Sometimes it’s like announcing you are a neonatal geophysicist. The long, drawn out “Ohhhhh” is the first clue they have no clue.
Once the standard, “I take photos for various magazines and publications” is explained, I’m invariably met with the quintessential “Ohhhhhhhh, so do you just take photos or do you write also?” (As if just taking photos was so damn easy). From that point it’s just a short breath til I sputter “No, I don’t write cuz I can barely read.” More “Ohhhhhhhhh” follows, because they think I’m serious.
Anyway, my point is that is not always easy explaining what it is we photojournalists do. Luckily for me, it varies. A couple weeks ago I was in Pebble Beach shooting the PGA Tour for Sports Illustrated and then home before heading back out to a small farming town to photograph migrant women working in the fields. From the manicured greens and pampered personalities of the PGA to the calloused hands and muddy fields of a migrant’s life, those two weeks reminded me a lot about photojournalism.
Covering the PGA Tour is fun, no doubt. But you have to find success in the quieter moments of sports. Photographing a golf event isn’t as action packed as shooting football, hockey or the NBA, so the challenge is to make interesting images from a sport where being low-keyed is considered appropriate. Let’s put it this way: There’s not a lot of chest banging, trash talking, nose to nose competition inside the ropes of the PGA Tour. With collisions a rarity outside the clubhouse bar and few instances of body checks or posting-up, it becomes a lesson in shooting a humble sport. Put another way, anyone wearing a TapOut shirt is going to stand out like a Democrat on the tour. Olympic Curlers are more animated than tour players, but I think you get the idea……..

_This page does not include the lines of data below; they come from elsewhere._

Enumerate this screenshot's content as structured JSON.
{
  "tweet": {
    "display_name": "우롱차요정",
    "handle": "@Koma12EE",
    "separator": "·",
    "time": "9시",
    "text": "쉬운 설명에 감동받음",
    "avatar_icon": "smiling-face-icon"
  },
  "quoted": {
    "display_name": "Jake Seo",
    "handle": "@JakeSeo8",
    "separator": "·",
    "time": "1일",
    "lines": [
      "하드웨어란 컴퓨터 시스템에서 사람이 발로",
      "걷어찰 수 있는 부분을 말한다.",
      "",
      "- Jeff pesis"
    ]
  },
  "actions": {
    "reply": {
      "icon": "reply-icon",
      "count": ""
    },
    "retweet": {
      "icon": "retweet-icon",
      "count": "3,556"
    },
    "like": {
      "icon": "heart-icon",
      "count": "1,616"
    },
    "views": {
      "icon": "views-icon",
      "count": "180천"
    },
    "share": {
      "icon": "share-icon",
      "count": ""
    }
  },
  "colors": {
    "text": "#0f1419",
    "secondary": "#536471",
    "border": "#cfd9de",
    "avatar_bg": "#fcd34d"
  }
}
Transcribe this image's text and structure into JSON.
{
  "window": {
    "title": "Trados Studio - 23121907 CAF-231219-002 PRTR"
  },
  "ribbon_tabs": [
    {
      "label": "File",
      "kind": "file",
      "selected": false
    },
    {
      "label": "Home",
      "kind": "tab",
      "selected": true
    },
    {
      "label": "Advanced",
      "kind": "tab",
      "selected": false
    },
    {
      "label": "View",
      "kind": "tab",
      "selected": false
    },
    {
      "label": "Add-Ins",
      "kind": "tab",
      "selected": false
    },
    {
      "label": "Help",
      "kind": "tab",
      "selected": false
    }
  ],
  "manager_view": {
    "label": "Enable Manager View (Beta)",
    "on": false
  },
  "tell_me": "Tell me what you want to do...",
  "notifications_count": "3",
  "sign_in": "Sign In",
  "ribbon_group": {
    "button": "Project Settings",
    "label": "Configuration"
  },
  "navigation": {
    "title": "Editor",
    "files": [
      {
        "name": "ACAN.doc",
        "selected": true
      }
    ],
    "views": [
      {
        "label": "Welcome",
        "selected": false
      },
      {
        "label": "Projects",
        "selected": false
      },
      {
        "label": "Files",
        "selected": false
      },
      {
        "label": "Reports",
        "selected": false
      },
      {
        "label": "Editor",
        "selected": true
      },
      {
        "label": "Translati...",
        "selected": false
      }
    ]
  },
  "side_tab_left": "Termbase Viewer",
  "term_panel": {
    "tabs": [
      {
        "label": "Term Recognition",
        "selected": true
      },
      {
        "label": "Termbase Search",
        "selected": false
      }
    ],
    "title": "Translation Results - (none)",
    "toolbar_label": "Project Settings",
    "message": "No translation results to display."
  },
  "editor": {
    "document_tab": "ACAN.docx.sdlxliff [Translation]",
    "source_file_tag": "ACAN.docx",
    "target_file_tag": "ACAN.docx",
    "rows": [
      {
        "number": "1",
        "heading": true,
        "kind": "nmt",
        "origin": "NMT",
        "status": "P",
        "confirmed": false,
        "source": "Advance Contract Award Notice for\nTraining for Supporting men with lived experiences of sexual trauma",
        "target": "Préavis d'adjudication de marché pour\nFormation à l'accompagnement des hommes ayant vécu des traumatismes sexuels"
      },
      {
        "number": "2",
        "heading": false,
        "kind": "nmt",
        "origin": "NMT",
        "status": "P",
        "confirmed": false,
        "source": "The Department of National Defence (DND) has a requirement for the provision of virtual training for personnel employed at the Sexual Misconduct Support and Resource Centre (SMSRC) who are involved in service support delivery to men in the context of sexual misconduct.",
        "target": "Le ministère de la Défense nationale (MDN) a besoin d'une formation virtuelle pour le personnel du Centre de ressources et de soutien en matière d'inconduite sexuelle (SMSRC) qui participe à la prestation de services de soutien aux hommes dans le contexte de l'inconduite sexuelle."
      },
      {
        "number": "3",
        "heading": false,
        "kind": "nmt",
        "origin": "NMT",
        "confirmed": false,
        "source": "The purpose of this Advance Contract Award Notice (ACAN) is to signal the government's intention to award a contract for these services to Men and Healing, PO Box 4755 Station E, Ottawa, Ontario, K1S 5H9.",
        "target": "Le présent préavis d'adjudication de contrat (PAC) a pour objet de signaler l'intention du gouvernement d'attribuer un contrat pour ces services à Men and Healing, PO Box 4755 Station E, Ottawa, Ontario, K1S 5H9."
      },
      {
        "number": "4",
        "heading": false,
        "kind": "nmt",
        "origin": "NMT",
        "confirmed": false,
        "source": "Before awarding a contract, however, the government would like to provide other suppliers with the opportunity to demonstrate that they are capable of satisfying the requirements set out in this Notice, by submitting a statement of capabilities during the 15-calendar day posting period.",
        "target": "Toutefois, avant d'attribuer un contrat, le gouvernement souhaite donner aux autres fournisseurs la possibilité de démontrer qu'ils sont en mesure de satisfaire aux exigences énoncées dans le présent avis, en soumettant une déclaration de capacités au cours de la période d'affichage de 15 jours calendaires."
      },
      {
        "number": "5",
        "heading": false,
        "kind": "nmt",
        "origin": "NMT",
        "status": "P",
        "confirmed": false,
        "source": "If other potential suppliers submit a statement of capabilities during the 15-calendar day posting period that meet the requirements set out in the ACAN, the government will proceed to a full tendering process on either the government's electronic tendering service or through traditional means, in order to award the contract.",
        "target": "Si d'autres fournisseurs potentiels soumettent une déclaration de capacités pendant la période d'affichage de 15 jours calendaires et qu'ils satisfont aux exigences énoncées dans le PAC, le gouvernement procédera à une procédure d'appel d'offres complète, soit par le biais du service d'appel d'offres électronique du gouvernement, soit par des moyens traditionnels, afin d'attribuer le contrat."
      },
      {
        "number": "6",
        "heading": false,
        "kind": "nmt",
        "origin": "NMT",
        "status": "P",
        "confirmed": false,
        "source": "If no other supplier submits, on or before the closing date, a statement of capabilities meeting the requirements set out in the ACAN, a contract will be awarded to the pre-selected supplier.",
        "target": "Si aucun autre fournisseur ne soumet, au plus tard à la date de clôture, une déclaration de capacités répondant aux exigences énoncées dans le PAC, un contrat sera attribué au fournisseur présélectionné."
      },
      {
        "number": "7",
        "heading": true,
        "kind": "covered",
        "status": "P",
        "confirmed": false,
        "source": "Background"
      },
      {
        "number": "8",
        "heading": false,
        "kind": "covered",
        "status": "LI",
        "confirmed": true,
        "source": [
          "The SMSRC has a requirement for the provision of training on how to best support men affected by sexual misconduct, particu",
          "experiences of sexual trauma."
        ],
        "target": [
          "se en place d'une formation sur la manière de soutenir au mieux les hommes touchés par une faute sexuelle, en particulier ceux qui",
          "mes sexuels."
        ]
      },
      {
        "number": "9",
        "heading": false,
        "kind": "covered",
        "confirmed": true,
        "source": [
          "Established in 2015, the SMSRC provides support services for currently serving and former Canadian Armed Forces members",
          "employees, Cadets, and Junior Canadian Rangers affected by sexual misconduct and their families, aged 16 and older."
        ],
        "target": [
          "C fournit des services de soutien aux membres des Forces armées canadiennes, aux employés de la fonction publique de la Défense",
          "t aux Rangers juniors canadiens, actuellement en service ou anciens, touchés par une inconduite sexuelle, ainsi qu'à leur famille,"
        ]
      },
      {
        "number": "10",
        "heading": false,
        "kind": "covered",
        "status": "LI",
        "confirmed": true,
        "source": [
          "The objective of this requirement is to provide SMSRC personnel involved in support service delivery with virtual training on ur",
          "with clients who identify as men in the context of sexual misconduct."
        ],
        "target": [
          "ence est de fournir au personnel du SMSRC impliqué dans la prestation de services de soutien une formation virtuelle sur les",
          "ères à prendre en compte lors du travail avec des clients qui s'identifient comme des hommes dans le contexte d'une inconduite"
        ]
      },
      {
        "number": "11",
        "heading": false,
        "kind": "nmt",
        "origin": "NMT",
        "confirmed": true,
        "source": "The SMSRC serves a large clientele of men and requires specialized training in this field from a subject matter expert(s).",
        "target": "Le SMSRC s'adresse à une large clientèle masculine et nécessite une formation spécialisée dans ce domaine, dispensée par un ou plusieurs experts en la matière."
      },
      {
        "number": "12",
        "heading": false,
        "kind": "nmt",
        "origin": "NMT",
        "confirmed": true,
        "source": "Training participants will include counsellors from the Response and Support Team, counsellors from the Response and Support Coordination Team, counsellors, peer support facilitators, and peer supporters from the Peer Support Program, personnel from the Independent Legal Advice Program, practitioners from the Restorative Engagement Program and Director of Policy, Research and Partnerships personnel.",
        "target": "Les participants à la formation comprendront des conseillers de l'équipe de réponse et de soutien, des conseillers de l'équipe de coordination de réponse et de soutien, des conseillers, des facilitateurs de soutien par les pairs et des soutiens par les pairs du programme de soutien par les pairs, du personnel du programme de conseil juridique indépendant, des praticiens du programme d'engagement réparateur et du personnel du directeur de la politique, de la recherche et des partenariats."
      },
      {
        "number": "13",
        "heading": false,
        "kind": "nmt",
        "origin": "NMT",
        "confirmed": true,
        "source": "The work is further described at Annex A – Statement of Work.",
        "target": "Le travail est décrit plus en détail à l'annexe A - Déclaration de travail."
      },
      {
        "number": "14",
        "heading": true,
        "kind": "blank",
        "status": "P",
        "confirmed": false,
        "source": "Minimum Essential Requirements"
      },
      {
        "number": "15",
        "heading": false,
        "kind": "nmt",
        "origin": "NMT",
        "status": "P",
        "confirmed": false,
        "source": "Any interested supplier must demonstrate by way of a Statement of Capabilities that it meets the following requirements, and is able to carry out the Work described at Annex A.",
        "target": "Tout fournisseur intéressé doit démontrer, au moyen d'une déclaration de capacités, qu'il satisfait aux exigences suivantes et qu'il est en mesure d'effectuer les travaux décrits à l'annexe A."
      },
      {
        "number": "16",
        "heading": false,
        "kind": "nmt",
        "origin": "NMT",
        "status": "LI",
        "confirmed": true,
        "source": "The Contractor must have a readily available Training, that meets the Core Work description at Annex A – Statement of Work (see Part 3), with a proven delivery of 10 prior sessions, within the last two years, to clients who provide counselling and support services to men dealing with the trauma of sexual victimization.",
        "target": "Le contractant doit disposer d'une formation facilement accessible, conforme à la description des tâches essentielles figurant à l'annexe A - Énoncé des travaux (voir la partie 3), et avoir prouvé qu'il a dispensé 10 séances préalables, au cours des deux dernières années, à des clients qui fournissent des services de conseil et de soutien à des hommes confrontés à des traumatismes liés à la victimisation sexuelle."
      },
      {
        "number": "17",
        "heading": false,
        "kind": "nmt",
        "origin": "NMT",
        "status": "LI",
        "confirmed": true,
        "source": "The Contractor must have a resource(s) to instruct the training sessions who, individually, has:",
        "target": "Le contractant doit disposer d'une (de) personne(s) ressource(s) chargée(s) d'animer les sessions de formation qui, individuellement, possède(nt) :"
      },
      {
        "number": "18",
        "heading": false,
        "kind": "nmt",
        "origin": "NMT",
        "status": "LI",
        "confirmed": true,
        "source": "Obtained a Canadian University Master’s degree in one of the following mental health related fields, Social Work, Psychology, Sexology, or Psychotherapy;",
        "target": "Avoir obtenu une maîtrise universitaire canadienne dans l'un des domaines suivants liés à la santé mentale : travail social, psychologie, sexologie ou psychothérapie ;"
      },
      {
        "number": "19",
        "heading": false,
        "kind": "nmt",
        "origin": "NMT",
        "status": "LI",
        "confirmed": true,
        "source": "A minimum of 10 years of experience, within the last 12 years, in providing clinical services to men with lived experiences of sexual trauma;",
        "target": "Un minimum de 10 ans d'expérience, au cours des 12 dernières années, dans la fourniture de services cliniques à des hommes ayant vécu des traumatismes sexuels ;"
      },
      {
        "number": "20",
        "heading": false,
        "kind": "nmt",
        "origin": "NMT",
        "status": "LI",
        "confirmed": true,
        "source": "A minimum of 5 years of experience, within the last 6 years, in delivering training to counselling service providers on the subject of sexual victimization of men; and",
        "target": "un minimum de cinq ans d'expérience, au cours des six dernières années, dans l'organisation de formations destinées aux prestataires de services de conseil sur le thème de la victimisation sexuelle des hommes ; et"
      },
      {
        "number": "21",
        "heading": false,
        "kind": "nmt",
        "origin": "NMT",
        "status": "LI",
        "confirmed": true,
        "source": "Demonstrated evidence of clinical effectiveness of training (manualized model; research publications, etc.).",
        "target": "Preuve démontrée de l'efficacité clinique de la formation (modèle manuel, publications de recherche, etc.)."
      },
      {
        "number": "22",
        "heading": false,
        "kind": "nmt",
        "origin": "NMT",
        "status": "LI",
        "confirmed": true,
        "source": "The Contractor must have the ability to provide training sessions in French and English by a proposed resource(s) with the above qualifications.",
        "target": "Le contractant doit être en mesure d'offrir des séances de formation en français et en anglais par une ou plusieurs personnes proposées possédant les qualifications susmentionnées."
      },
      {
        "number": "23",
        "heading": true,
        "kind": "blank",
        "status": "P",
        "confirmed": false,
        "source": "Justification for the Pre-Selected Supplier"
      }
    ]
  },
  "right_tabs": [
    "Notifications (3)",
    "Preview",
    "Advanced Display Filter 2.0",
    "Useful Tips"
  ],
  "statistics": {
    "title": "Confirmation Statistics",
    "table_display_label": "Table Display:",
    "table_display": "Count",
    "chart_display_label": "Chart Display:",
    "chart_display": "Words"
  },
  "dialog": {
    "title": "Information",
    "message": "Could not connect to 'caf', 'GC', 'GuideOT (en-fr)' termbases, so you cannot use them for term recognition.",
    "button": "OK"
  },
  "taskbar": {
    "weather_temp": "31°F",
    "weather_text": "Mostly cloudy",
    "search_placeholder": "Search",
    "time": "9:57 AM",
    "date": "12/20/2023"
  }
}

Dustin Johnson, winner of 2009 & 2010 AT&T National Pro Am at Pebble Beach
Truth be told, though, the photojournalist in me loves to shoot images that delve into societies’ issues. And spending time with the women who trudged through the rows of vineyards and orchards snipping, clipping and tying branches and fruit was a great shoot. I was energized and felt rejuvenated as I made my way back to LA. The long drive made me think a lot about the details, about the conditions the women work and live in. I thought as I climbed the Grapevine on I-5 how I never heard anyone complain like I surely would if I was making $50 for a full days work clipping dead branches in a muddy field. I reflected on how I was shooting images in a cockroach infested migrant housing complex when one of the women insisted I have a couple homemade tacos before leaving.
Like a lot of photographers, one of the pleasures we draw from our lifestyle is the ability to reflect on our work when we process the images. Only a decade ago I would wait at a cafe near my favorite lab, Chrome N’ R, usually with a friend or two, for the chromes to be processed and mounted. I could never wait to get home to view the slides so I would hold them up to the windshield while driving home for a quick glance. It was exciting! Now, it’s just as exciting and a LOT faster since I ingest them into my computer, process and upload to my Photoshelter archive within a hour or two. Long gone are the days of marking slides with dots, preparing FedEx slips and waiting days for the editors in NY or Washington to view them. Once the images are on my Photoshelter site, I create a very loosely edited gallery and send the password protected link with download privileges to the assigning editor. Done! What’s nice about the archive is the ability to keep the images unsearchable and private to just my client until they publish the work. Once the images run, I can select the photos I want to FTP and send them directly to my agency, Aurora, from my archive. From there it’s a simple keyboard command and the photos become searchable to the public.
Campesina tying grape vines in fields of California
I guess that’s a good explanation for what a photojournalist does………..Except, that kind of leaves out the whole part about audio, video, and editing in Final Cut Pro. Oh yeah, that also fails to mention the need to post your images on social network sites like Facebook and Twitter. Oh, I forgot the part about maintaining a photo blog! Don’t forget that. Wait, wait, wait, one more thing! I forgot to mention that you need to understand and implement Search Engine Optimization (SEO!) by keywording, filenaming and including descriptive text on your site. And you definitely need to set up Google Analytics to evaluate your site so that you can……………